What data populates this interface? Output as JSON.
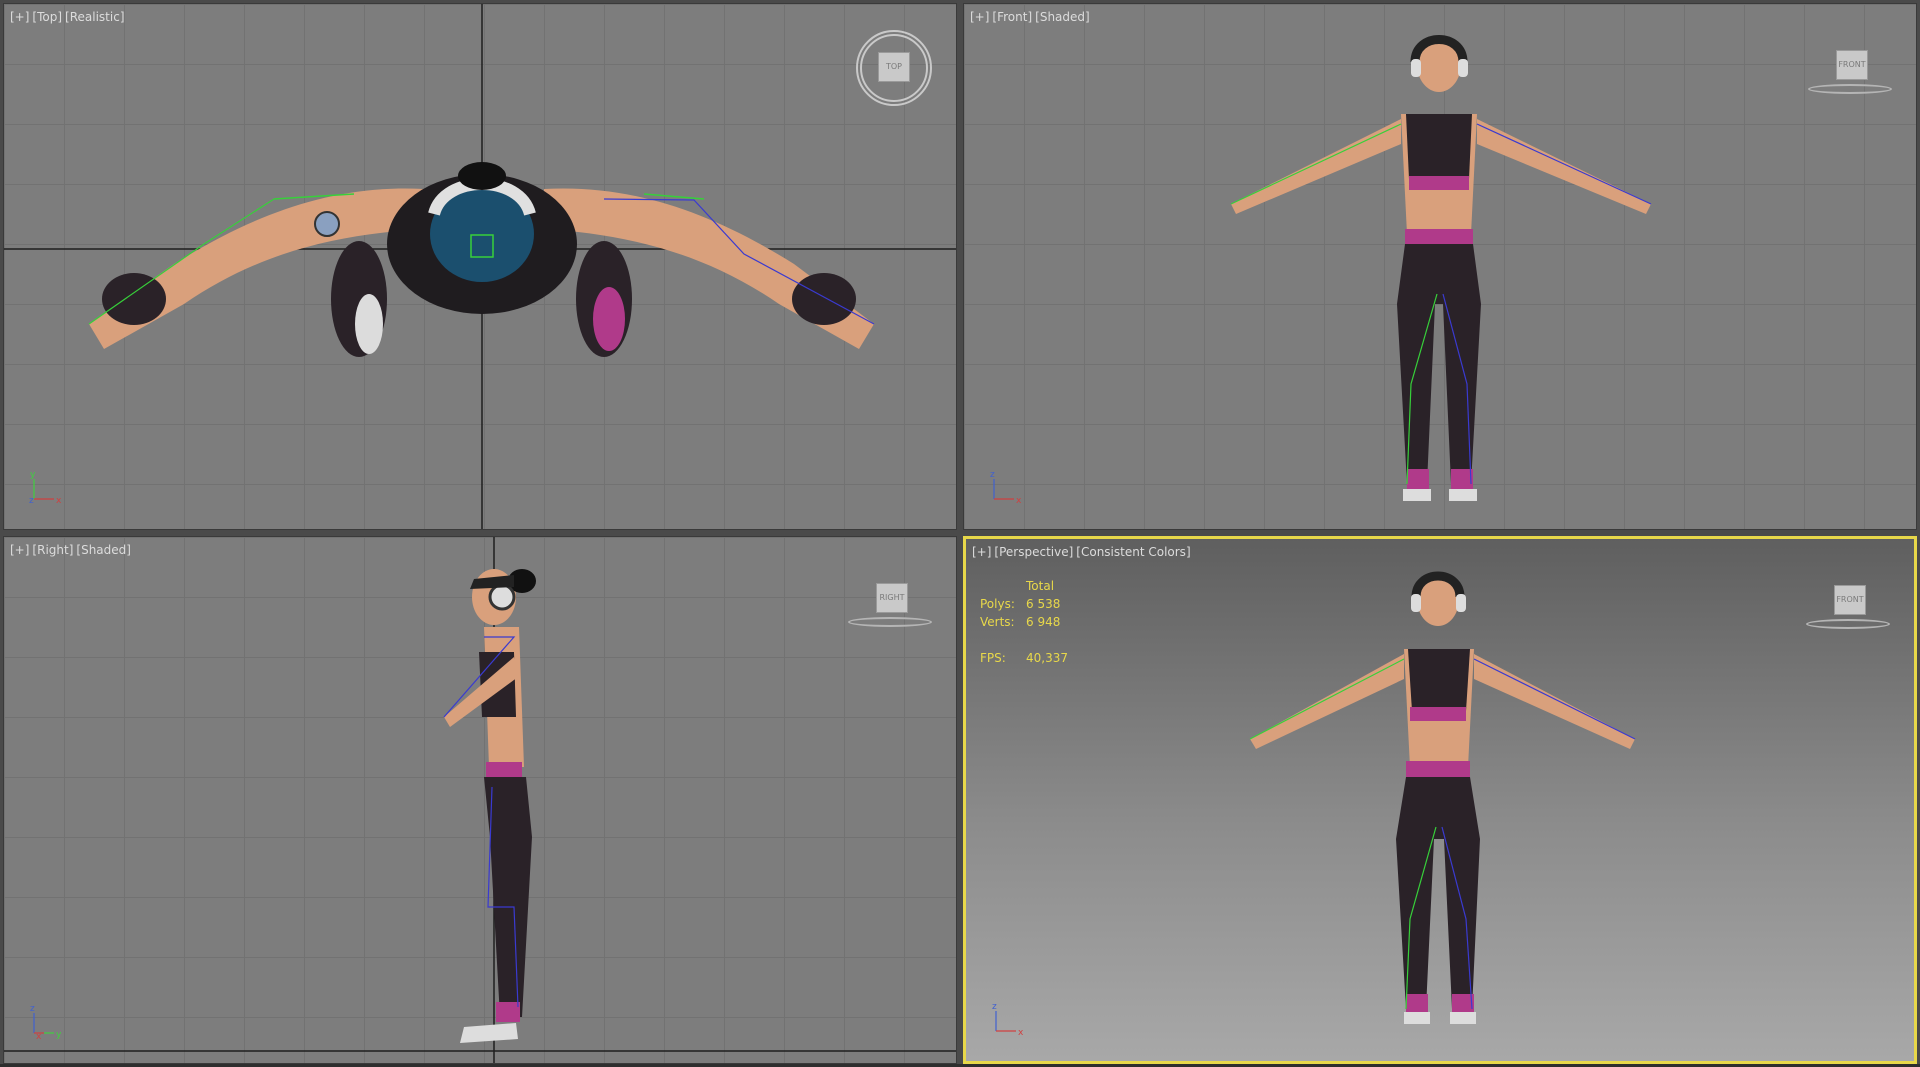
{
  "viewports": {
    "top": {
      "plus": "[+]",
      "view": "[Top]",
      "mode": "[Realistic]",
      "cube": "TOP"
    },
    "front": {
      "plus": "[+]",
      "view": "[Front]",
      "mode": "[Shaded]",
      "cube": "FRONT"
    },
    "right": {
      "plus": "[+]",
      "view": "[Right]",
      "mode": "[Shaded]",
      "cube": "RIGHT"
    },
    "persp": {
      "plus": "[+]",
      "view": "[Perspective]",
      "mode": "[Consistent Colors]",
      "cube": "FRONT"
    }
  },
  "axes": {
    "top": [
      "y",
      "z",
      "x"
    ],
    "front": [
      "z",
      "x"
    ],
    "right": [
      "z",
      "x",
      "y"
    ],
    "persp": [
      "z",
      "x"
    ]
  },
  "stats": {
    "header": "Total",
    "polys_label": "Polys:",
    "polys_value": "6 538",
    "verts_label": "Verts:",
    "verts_value": "6 948",
    "fps_label": "FPS:",
    "fps_value": "40,337"
  },
  "colors": {
    "active_border": "#e8d84a",
    "skin": "#d9a07c",
    "top_cloth": "#2a2228",
    "accent_magenta": "#b03a8a",
    "bone_green": "#37d03a",
    "bone_blue": "#3a3ad0"
  }
}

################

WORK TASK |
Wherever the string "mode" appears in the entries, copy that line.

WRITTEN SOLUTION |
      "mode": "[Realistic]",
      "mode": "[Shaded]",
      "mode": "[Shaded]",
      "mode": "[Consistent Colors]",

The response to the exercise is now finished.